Michigan GOP lawmakers push $70M Flint-inspired aid plan in U.S. House
Washington — Michigan House Republicans led by U.S. Rep. John Moolenaar of Midland are pushing legislation that would make $30 million available to crisis-stricken Flint and another $40 million to rural communities for water infrastructure improvements.
The proposed Safe Water and Nutrition Access Act comes as a $220 million Flint-inspired package backed by U.S. Sens. Debbie Stabenow of Lansing and Gary Peters of Bloomfield Township has stalled in the Republican-controlled Senate.
“Anything that gets done needs to be a bipartisan resolution,” Moolenaar said in a Friday interview.
Under the legislation, Flint would be eligible for up to $20 million in grants for repairing its damaged underground water pipeline infrastructure and making upgrades to its treatment plant, said the freshman congressman whose district borders the Flint district.
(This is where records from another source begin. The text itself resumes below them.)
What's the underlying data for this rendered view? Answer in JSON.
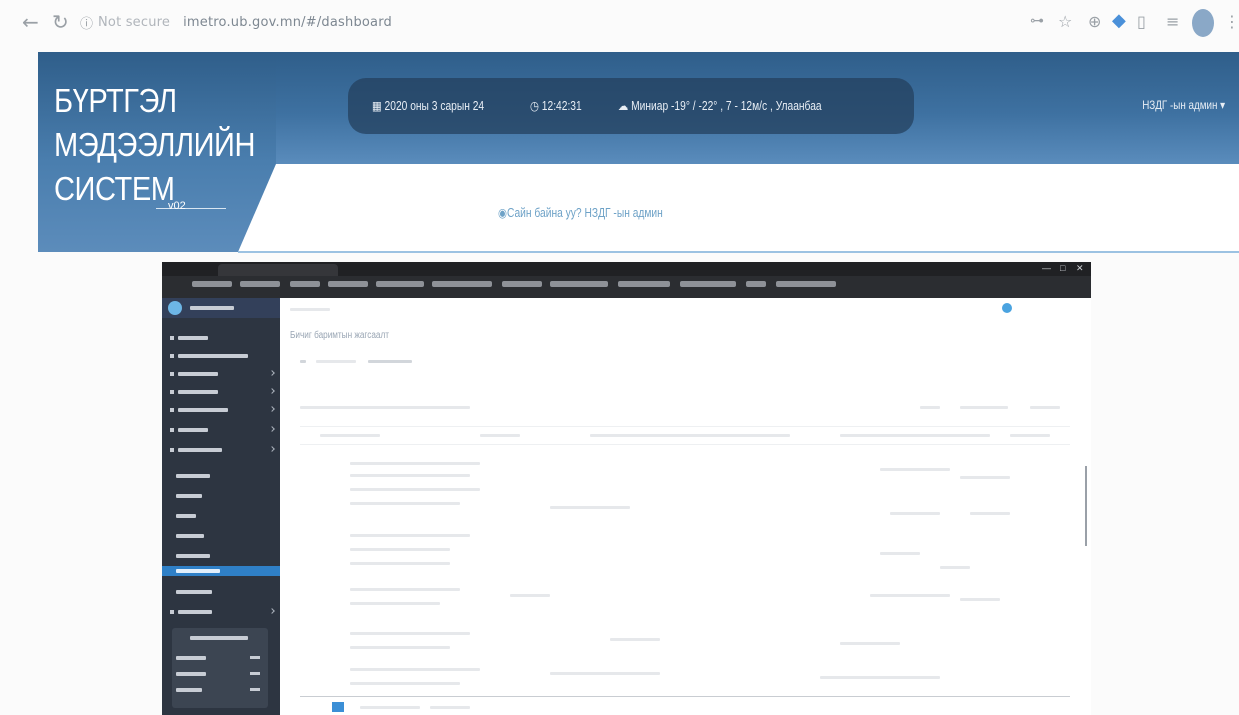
{
  "browser": {
    "back_icon": "back-arrow-icon",
    "reload_icon": "reload-icon",
    "security_label": "Not secure",
    "url": "imetro.ub.gov.mn/#/dashboard"
  },
  "app": {
    "logo_lines": [
      "БҮРТГЭЛ",
      "МЭДЭЭЛЛИЙН",
      "СИСТЕМ"
    ],
    "version": "v02",
    "date": "2020 оны 3 сарын 24",
    "time": "12:42:31",
    "weather": "Миниар -19° / -22° , 7 - 12м/с , Улаанбаа",
    "user_menu": "НЗДГ -ын админ",
    "welcome": "Сайн байна уу? НЗДГ -ын админ"
  },
  "embedded": {
    "title": "Бичиг баримтын жагсаалт",
    "active_page": "1"
  },
  "colors": {
    "header_blue": "#3e71a1",
    "sidebar_dark": "#2d3541",
    "accent": "#2f80c7"
  }
}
The bill includes $5 million in financing for the development of new grocery stores in Flint and a $5 million loan program for aiding the distribution of locally produced nutritious fruit and vegetables that doctors say can counter the harmful effects of lead poisoning.
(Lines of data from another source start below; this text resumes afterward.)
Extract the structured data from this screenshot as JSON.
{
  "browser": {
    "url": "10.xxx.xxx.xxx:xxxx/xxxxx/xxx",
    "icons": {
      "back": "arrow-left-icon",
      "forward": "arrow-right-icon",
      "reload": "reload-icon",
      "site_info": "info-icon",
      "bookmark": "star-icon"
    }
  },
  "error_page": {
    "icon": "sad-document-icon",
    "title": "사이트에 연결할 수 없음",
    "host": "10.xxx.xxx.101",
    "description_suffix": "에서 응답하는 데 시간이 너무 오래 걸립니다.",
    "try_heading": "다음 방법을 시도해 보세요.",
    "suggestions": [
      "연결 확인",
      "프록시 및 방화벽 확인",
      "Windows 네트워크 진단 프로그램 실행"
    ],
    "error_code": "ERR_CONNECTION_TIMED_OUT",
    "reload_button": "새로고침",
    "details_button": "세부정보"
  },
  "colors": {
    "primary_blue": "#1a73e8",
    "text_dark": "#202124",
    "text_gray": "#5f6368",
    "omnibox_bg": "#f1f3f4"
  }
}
Moolenaar, a member of the House Agriculture Committee, said the nutrition-related legislation seeks to attract long-term investment in a low-income urban area that has long been under-served by chain grocery stores that sell fresh fruit and vegetables.
“We know there’s an urgency there for organizations and agricultural partners to bring in resources right now,” Moolenaar said. “But you also want a more sustainable approach. We don’t want something to be there for a short period of time.”
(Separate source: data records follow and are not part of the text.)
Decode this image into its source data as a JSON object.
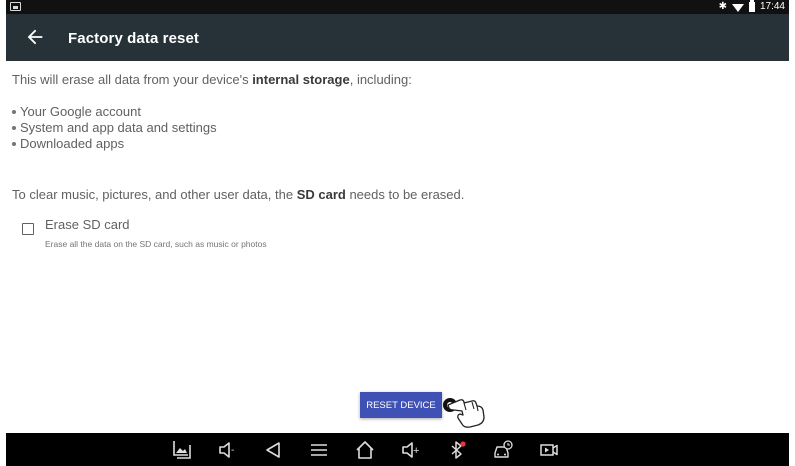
{
  "status_bar": {
    "time": "17:44",
    "icons": [
      "notification-image-icon",
      "bluetooth-icon",
      "wifi-icon",
      "battery-icon"
    ],
    "bluetooth_glyph": "✱"
  },
  "toolbar": {
    "title": "Factory data reset",
    "back_icon": "arrow-left-icon"
  },
  "content": {
    "intro_prefix": "This will erase all data from your device's ",
    "intro_bold": "internal storage",
    "intro_suffix": ", including:",
    "bullets": [
      "Your Google account",
      "System and app data and settings",
      "Downloaded apps"
    ],
    "sd_prefix": "To clear music, pictures, and other user data, the ",
    "sd_bold": "SD card",
    "sd_suffix": " needs to be erased."
  },
  "erase_sd": {
    "checked": false,
    "title": "Erase SD card",
    "subtitle": "Erase all the data on the SD card, such as music or photos"
  },
  "reset_button": {
    "label": "RESET DEVICE"
  },
  "nav_bar": {
    "items": [
      "screenshot-icon",
      "volume-down-icon",
      "back-icon",
      "menu-icon",
      "home-icon",
      "volume-up-icon",
      "bluetooth-icon",
      "car-diagnostics-icon",
      "video-record-icon"
    ],
    "volume_down_label": "-",
    "volume_up_label": "+"
  },
  "colors": {
    "toolbar": "#263238",
    "button": "#3f51b5",
    "status_bar": "#111111",
    "nav_bar": "#000000",
    "bluetooth_badge": "#e53935"
  }
}
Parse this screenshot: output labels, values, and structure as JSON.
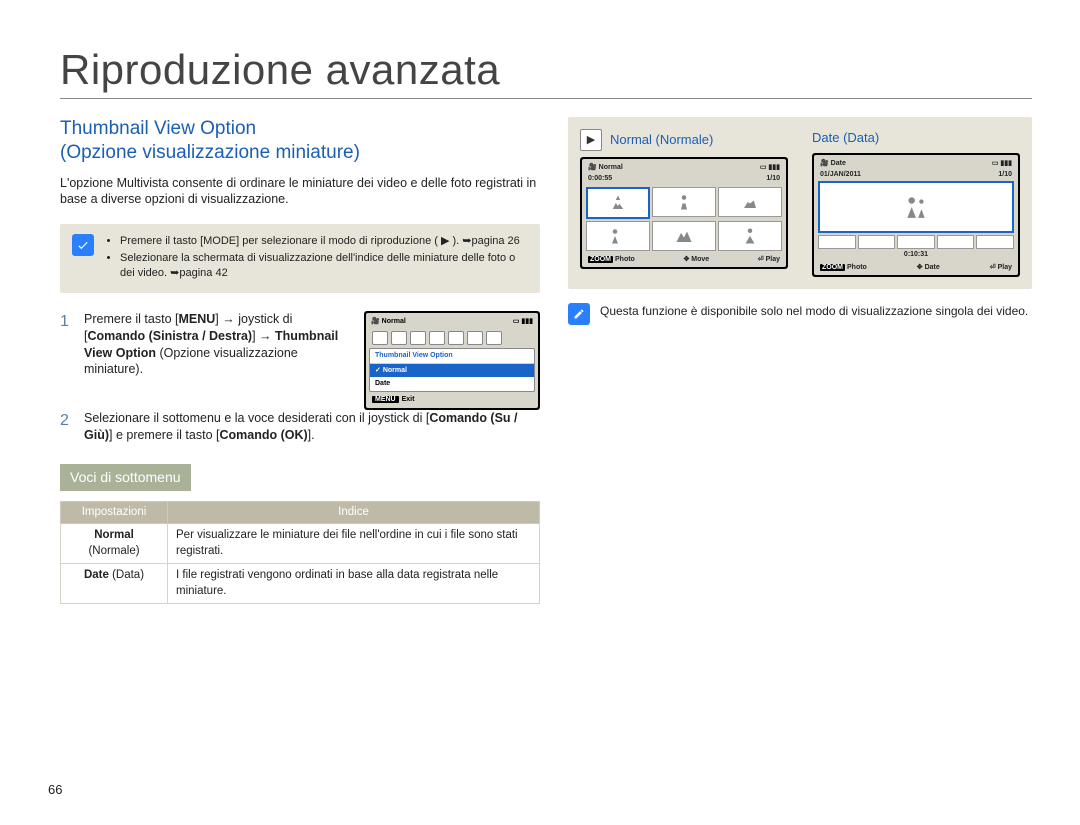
{
  "chapter_title": "Riproduzione avanzata",
  "section_heading_line1": "Thumbnail View Option",
  "section_heading_line2": "(Opzione visualizzazione miniature)",
  "intro": "L'opzione Multivista consente di ordinare le miniature dei video e delle foto registrati in base a diverse opzioni di visualizzazione.",
  "notebox": {
    "items": [
      "Premere il tasto [MODE] per selezionare il modo di riproduzione ( ▶ ). ➥pagina 26",
      "Selezionare la schermata di visualizzazione dell'indice delle miniature delle foto o dei video. ➥pagina 42"
    ]
  },
  "steps": [
    {
      "num": "1",
      "html": "Premere il tasto [<b>MENU</b>] → joystick di [<b>Comando (Sinistra / Destra)</b>] → <b>Thumbnail View Option</b> (Opzione visualizzazione miniature)."
    },
    {
      "num": "2",
      "html": "Selezionare il sottomenu e la voce desiderati con il joystick di [<b>Comando (Su / Giù)</b>] e premere il tasto [<b>Comando (OK)</b>]."
    }
  ],
  "mini_screen": {
    "mode_label": "Normal",
    "panel_title": "Thumbnail View Option",
    "rows": [
      "Normal",
      "Date"
    ],
    "exit": "Exit",
    "menu_tag": "MENU"
  },
  "sub_heading": "Voci di sottomenu",
  "table": {
    "head": {
      "col1": "Impostazioni",
      "col2": "Indice"
    },
    "rows": [
      {
        "label_html": "<b>Normal</b><br>(Normale)",
        "desc": "Per visualizzare le miniature dei file nell'ordine in cui i file sono stati registrati."
      },
      {
        "label_html": "<b>Date</b> (Data)",
        "desc": "I file registrati vengono ordinati in base alla data registrata nelle miniature."
      }
    ]
  },
  "right": {
    "normal_title": "Normal (Normale)",
    "date_title": "Date (Data)",
    "normal_screen": {
      "mode": "Normal",
      "time": "0:00:55",
      "count": "1/10",
      "footer": {
        "zoom": "ZOOM",
        "photo": "Photo",
        "move": "Move",
        "play": "Play"
      }
    },
    "date_screen": {
      "mode": "Date",
      "date": "01/JAN/2011",
      "count": "1/10",
      "time": "0:10:31",
      "footer": {
        "zoom": "ZOOM",
        "photo": "Photo",
        "date": "Date",
        "play": "Play"
      }
    },
    "bottom_note": "Questa funzione è disponibile solo nel modo di visualizzazione singola dei video."
  },
  "page_number": "66"
}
Moolenaar’s bill was co-sponsored by seven of Michigan’s eight Republican House members.
U.S. Rep. Justin Amash did not sign onto the bill. The Kent County Republican, a member of the U.S. House Oversight and Government Reform Committee that has held three hearings on Flint, has advocated for state government to tap a nearly $600 million reserve fund to pay for Flint’s emergency water needs.
In addition to special funding streams designed to aid Flint, Moolenaar’s bill includes $40 million in grants to assist rural areas in the construction of new water treatment plants and deal with groundwater contamination from agricultural runoff.